■ Task directions:
Filter the data below for the string "JSON" and copy each matching line.

BEGIN Input

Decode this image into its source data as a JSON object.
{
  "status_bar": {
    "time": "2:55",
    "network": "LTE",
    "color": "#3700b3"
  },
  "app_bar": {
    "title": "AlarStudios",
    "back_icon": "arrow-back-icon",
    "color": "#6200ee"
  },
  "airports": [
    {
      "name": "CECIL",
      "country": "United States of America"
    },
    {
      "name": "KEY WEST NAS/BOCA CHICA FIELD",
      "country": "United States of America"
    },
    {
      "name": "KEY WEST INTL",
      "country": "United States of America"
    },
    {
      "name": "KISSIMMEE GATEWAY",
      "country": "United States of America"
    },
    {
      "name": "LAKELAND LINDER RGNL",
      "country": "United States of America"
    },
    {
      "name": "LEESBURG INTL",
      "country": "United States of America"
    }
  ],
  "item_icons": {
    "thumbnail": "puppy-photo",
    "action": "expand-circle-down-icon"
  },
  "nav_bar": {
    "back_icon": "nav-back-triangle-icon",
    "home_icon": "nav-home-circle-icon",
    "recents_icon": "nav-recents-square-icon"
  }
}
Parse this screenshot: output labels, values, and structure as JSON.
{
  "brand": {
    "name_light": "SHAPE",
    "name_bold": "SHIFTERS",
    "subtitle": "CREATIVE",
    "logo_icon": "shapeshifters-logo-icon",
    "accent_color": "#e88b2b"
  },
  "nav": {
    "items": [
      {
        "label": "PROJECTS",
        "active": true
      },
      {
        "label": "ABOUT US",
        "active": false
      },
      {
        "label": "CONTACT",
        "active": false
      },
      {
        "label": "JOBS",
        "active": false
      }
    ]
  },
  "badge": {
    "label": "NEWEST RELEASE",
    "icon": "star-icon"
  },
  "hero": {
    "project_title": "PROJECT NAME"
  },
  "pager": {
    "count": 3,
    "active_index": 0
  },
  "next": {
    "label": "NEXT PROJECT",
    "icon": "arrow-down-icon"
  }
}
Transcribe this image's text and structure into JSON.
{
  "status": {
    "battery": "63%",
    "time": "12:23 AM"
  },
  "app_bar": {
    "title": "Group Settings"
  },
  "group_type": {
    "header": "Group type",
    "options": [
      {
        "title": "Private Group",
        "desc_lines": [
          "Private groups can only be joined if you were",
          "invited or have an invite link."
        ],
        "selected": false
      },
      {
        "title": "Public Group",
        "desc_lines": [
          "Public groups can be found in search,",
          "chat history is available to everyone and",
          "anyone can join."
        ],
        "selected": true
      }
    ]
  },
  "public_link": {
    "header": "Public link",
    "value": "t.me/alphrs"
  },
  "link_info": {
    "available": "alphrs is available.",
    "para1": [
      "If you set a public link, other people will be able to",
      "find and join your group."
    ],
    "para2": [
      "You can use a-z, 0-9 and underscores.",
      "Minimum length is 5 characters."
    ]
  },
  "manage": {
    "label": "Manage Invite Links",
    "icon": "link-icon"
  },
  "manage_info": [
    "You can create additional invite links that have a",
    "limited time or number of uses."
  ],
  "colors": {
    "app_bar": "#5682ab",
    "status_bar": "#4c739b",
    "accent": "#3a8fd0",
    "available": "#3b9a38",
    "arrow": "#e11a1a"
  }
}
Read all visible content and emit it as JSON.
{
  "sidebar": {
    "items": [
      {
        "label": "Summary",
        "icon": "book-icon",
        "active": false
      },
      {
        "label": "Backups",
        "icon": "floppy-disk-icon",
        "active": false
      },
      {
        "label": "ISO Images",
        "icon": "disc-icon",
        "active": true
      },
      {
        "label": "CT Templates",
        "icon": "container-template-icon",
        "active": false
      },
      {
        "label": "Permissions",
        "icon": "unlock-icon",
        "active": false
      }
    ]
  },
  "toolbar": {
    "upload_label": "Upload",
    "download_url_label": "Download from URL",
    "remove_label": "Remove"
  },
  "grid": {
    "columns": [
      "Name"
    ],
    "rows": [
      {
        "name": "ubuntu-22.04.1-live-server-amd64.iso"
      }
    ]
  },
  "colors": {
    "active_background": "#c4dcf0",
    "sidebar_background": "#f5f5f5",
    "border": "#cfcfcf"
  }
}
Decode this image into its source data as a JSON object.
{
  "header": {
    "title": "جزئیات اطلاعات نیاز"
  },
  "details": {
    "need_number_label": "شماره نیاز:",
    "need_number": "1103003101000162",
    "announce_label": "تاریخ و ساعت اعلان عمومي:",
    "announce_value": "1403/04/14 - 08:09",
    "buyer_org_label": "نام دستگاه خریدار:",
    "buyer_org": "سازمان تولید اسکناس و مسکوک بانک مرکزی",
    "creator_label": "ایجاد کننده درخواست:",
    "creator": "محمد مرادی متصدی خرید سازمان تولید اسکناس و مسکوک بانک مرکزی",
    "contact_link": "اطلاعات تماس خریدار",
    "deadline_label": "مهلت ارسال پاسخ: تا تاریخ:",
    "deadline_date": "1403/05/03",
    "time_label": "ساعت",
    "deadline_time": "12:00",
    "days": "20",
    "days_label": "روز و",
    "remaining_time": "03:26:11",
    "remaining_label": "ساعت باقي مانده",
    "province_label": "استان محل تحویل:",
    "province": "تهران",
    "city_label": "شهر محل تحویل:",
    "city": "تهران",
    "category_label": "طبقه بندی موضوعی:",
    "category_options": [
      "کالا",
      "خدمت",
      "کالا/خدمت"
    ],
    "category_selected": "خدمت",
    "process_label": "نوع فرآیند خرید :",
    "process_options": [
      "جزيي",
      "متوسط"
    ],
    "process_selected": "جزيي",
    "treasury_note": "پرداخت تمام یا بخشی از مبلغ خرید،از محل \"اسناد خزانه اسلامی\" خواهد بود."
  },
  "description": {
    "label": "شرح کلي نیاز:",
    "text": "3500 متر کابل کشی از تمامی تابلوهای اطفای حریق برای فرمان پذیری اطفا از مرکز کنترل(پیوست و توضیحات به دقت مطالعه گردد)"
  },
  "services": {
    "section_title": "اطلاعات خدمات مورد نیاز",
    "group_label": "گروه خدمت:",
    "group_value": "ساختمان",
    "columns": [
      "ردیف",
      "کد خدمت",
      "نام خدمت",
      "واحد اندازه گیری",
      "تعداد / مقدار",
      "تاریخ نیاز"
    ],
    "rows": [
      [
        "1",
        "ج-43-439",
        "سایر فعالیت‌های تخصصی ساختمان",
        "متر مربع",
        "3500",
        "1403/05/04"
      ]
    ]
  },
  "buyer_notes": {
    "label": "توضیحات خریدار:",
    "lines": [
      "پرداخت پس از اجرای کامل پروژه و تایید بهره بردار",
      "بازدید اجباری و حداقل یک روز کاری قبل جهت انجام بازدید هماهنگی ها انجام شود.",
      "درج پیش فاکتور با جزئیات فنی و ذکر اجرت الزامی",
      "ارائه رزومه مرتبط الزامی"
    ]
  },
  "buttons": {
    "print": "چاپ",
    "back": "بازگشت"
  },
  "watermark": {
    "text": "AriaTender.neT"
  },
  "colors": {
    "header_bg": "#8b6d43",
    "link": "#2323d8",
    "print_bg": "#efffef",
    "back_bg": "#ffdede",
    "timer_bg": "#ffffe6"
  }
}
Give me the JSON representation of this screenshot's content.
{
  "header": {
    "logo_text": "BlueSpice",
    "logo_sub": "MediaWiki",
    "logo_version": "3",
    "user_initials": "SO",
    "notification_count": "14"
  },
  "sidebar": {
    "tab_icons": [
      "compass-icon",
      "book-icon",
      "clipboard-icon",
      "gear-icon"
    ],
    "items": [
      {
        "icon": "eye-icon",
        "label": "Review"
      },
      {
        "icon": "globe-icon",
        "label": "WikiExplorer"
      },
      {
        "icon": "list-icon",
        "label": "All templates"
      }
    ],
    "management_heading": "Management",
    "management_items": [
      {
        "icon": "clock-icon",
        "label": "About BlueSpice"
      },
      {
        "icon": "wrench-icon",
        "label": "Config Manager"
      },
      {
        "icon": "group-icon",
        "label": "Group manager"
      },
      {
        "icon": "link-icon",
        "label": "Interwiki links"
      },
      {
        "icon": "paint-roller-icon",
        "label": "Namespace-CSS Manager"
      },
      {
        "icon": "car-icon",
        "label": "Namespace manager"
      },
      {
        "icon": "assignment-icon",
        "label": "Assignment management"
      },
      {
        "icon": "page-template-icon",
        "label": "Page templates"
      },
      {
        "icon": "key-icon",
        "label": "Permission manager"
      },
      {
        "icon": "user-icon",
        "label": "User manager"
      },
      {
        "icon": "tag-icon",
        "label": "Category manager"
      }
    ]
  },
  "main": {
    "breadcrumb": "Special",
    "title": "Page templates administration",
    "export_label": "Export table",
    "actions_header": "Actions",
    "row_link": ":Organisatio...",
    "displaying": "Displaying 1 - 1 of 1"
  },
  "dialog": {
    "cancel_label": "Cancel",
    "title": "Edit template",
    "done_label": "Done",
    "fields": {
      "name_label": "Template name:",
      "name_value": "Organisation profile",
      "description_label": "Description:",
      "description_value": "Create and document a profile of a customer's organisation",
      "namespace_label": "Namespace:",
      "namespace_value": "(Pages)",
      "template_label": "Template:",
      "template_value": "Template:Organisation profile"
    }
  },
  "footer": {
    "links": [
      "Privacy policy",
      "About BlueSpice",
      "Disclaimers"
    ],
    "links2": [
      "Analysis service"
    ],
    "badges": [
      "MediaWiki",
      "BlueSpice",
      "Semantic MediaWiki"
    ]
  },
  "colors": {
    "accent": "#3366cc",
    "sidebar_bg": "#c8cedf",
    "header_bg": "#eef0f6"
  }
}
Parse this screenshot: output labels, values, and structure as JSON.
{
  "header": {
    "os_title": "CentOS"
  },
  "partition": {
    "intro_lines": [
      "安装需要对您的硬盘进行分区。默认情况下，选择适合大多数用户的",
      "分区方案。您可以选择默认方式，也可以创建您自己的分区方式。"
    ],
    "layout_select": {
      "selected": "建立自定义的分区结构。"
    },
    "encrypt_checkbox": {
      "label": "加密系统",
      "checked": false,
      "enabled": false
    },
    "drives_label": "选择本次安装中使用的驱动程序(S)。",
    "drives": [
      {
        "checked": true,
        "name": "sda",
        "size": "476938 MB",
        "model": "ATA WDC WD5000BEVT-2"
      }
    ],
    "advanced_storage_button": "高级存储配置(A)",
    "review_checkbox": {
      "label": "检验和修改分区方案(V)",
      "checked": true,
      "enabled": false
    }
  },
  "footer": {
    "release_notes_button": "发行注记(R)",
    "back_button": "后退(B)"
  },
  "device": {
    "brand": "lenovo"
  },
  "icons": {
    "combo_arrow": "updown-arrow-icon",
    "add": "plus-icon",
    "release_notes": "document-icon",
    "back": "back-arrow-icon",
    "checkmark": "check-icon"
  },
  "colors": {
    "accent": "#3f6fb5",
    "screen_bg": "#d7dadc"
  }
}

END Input

■ Written answer:
Decode this image into its source data as a JSON object.
Parse this screenshot: output labels, values, and structure as JSON.
Transcribe this image's text and structure into JSON.
Read all visible content and emit it as JSON.
Decode this image into its source data as a JSON object.
Give me the JSON representation of this screenshot's content.
Parse this screenshot: output labels, values, and structure as JSON.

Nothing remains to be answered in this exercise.